doppel wrote:How do people live without four seasons?
Good question. I tried it once, and was miserable.
Actually, here we have six seasons, not four. Right now, we are in the second, a short season between winter and spring that people who live outside the city call "mud season". One day it's 10 degrees out, another it's 60. One day there's warm blue sky, and the next it's fat snowflakes, sleet, and icy rain pouring down. In the woods, the maple sap is running and the skunk cabbages are probably starting to emerge from the mud, but no one goes there at this time of year. Soon enough the last snow and ice will be gone, the temperature will settle down into something reasonably steady and warm, and real spring will be here.
The other extra season comes at the opposite end of the year. There are two completely different versions of "fall" here. The first "fall" has foggy mornings turning clear and blue, and on weekends everyone heads up into the mountains or countryside to admire the colorful foliage. The other fall starts when the leaves come down and the world is turning dark, waiting for winter to come. It's the November that Thomas Hood was writing about.

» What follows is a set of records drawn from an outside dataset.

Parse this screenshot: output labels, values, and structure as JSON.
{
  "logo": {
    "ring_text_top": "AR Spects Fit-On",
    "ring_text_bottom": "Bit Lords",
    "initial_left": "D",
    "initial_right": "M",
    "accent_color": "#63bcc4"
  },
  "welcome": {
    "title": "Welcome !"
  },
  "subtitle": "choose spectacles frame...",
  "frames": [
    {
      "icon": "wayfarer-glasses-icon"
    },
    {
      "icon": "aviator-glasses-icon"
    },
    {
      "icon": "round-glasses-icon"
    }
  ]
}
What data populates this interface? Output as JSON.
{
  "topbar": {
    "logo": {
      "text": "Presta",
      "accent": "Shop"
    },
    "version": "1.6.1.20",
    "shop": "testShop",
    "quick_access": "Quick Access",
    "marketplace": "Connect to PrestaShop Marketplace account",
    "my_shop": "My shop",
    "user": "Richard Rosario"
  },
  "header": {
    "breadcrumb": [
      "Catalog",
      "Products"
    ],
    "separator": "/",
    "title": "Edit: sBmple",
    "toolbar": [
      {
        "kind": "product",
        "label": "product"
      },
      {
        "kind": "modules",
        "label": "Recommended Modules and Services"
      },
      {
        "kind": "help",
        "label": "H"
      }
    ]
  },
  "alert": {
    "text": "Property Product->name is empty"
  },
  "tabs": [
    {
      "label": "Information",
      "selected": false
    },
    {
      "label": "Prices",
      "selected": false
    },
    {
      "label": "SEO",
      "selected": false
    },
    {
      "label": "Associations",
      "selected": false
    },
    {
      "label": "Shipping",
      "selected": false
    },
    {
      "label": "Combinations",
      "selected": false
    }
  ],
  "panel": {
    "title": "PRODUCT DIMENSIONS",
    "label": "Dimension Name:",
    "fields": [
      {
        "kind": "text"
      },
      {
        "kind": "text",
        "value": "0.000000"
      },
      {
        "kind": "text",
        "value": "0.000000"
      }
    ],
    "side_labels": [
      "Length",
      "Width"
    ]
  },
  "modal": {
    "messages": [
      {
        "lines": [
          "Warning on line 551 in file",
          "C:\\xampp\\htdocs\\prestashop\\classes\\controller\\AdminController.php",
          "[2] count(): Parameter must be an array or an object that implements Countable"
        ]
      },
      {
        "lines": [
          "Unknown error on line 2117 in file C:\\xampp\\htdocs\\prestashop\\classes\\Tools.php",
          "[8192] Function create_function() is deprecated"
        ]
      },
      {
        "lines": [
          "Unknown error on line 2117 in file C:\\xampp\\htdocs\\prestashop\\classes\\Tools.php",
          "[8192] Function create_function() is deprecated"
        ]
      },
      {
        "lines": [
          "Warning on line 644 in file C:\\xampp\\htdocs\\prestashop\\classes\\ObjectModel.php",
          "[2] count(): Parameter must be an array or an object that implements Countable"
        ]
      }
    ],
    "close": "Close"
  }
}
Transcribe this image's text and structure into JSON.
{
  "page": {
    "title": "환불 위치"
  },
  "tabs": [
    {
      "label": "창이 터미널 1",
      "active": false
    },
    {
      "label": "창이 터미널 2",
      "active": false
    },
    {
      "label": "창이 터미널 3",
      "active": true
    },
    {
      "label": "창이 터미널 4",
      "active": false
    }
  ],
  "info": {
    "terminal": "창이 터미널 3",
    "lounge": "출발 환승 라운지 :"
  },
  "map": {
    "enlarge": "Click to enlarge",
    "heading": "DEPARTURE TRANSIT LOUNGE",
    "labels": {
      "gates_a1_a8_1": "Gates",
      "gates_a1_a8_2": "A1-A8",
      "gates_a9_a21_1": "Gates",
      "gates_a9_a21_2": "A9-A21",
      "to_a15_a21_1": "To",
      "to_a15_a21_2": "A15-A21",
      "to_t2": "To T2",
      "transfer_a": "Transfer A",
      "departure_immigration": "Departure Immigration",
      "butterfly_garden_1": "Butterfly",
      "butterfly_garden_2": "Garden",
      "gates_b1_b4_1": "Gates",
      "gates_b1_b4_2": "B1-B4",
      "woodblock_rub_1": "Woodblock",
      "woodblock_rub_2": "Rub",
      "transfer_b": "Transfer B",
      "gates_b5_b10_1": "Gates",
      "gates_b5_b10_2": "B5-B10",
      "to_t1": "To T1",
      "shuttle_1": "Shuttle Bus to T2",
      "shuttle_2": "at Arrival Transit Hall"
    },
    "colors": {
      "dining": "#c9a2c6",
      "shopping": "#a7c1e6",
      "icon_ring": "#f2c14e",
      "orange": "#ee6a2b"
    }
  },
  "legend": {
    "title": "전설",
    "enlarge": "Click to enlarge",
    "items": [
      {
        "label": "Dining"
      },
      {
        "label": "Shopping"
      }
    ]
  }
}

I like every season. Right now I am enjoying the mud and the melting, but I am looking forward to spring.